In a  project for work I came across a bug in our CSS that would leave our nav bar in IE8 (possibly IE9) with a gradient that went from blue to dark blue.  As part of this project we went with Twitter Bootstrap and are using Assetic and LessPHP to manage and compile the less files. I didn’t understand why we had this issue as we had the gradient, just the wrong colors. So I started digging into the less files, and then finally the compiled CSS.

I didn’t see anything wrong with the following CSS statement:

.btn-gradient {
	filter:progid:DXImageTransform.Microsoft.gradient(startColorstr='#333', endColorstr='#222', GradientType=0);
}

It took several searches for me to come across Issue #273 in LessPHP’s tracker to even think that it was a problem with the short color codes. While not spelled out in that issue, it ends up that IE processes the #RGB in the above CSS as #000RGB. Yes, those are zeroes. This gives a blue color to the navbar that was never meant to be.

I wrote the following Assetic filter to handle the translation of #RGB into #RRGGBB for the filter:progid from above.
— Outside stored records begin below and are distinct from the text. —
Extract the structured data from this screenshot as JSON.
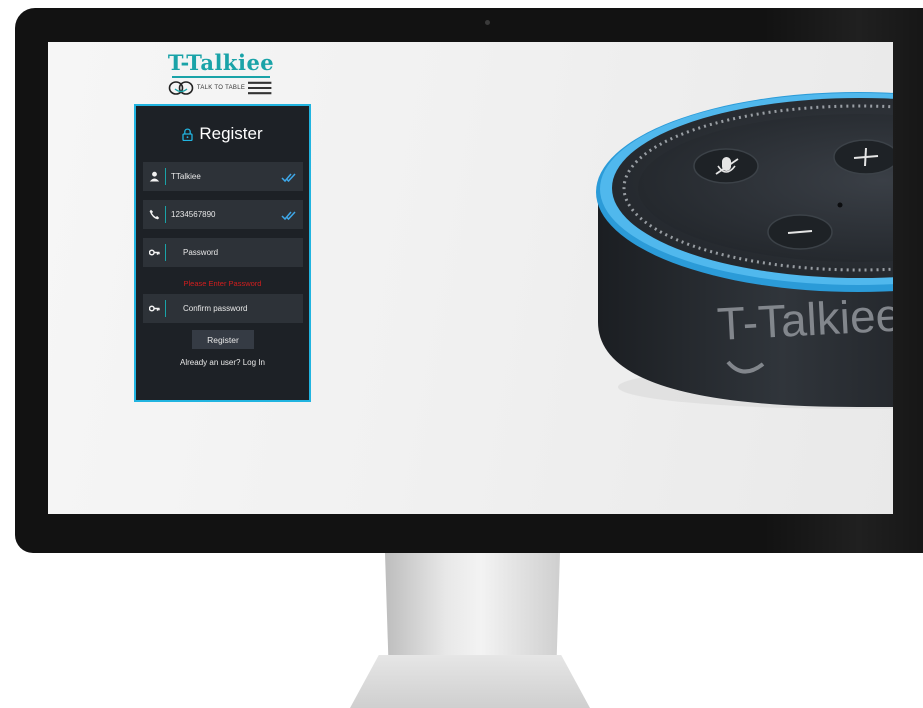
{
  "logo": {
    "title": "T-Talkiee",
    "tagline": "TALK TO TABLE"
  },
  "register_form": {
    "title": "Register",
    "fields": [
      {
        "name": "name",
        "value": "TTalkiee",
        "placeholder": "",
        "validated": true
      },
      {
        "name": "phone",
        "value": "1234567890",
        "placeholder": "",
        "validated": true
      },
      {
        "name": "password",
        "value": "",
        "placeholder": "Password",
        "validated": false
      },
      {
        "name": "confirm_password",
        "value": "",
        "placeholder": "Confirm password",
        "validated": false
      }
    ],
    "error_message": "Please Enter Password",
    "submit_label": "Register",
    "login_prompt": "Already an user? Log In"
  },
  "device": {
    "brand_text": "T-Talkiee"
  },
  "icons": {
    "name": "user-icon",
    "phone": "phone-icon",
    "password": "key-icon",
    "confirm_password": "key-icon",
    "validated": "double-check-icon",
    "title": "lock-icon"
  },
  "colors": {
    "accent": "#21b4e0",
    "brand": "#1aa3a8",
    "card_bg": "#1d2126",
    "field_bg": "#2d3238",
    "error": "#d21e1e",
    "check": "#3ea7e8"
  }
}
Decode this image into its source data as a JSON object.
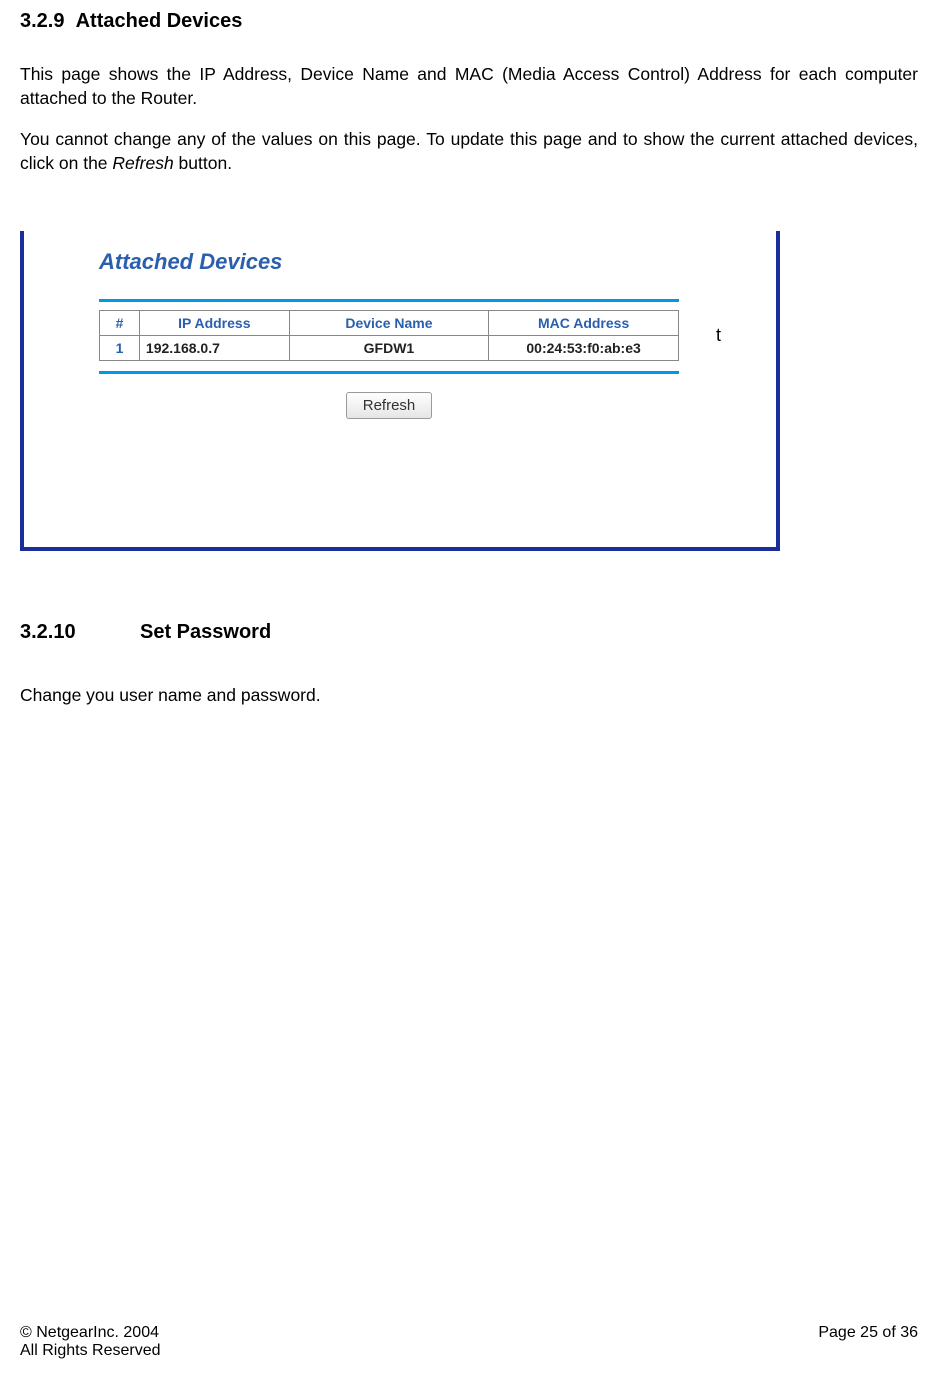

<?php
/**
 * Fixes short color values in filter:progid:DXImageTransform.Microsoft.gradient
 *
 * Internet Explorer tanslates #RGB to #000RGB instead of #RRGGBB. This filter
 * replaces the short color values by their long equivalents to assist IE in
 * the proper rendering of the colors.
 *
 * @copyright 2013, David Lundgren <dlundgren@syberisle.net>
 * @license MIT license <http://opensource.org/licenses/MIT>
 * @author David Lundgren <dlundgren@syberisle.net>
 */
namespace DavidsCode\Filter;

use Assetic\Asset\AssetInterface;
use Assetic\Filter\FilterInterface;

class CssProgidFilter implements FilterInterface
{
	/**
	 * Filters an asset after it has been loaded.
	 *
	 * @param Assetic\Asset\AssetInterface $asset An asset
	 */
	function filterLoad(AssetInterface $asset)
	{
	}

	/**
	 * Filters an asset just before it's dumped.
	 *
	 * @param Assetic\Asset\AssetInterface $asset An asset
	 */
	function filterDump(AssetInterface $asset)
	{
		$content      = $asset->getContent();
		$seenPatterns = array();
		if (preg_match_all('/filter:progid:DXImageTransform\.Microsoft\.gradient\(([^\)]+)\);/i', $content, $matches, PREG_SET_ORDER)) {
			foreach ($matches as $match) {
				list($search, $params) = $match;
				if (stripos($params, 'color') === false || isset($seenPatterns[$search])) {
					continue;
				}

				$newParams = $this->_translateColorParams($params);
				if ($newParams != $params) {
					$content = str_replace($search, preg_replace('/' . preg_quote($params) . '/', $newParams, $search), $content);
				}
			}
		}

		$asset->setContent($content);
	}

	/**
	 * Generates the progid parameters based on the given parameters.
	 *
	 * This translates the #RGB to #RRGGBB values for parameters with the word color in it
	 *
	 * @param $params
	 * @return string
	 */
	protected function _translateColorParams($params)
	{
		$args = explode(',', $params);
		foreach ($args as $key => $arg) {
			$param = explode('=', trim($arg));
			if (stripos($param[0], 'color') !== false) {
				$hex = trim($param[1], "'");
				if (strlen($hex) == 4) {
					$newHex = '#';
					for ($i = 1; $i < 4; ++$i) {
						$color = substr($hex, $i, 1);
						$newHex .= "{$color}{$color}";
					}
					$param[1] = "'{$newHex}'";
				}
			}
			$args[$key] = implode('=', $param);
		}

		return implode(', ', $args);
	}
}

IE no longer had the bad gradients, our designer was now happier, and the CSS compiled for production was working as expected and producing the correct gradients.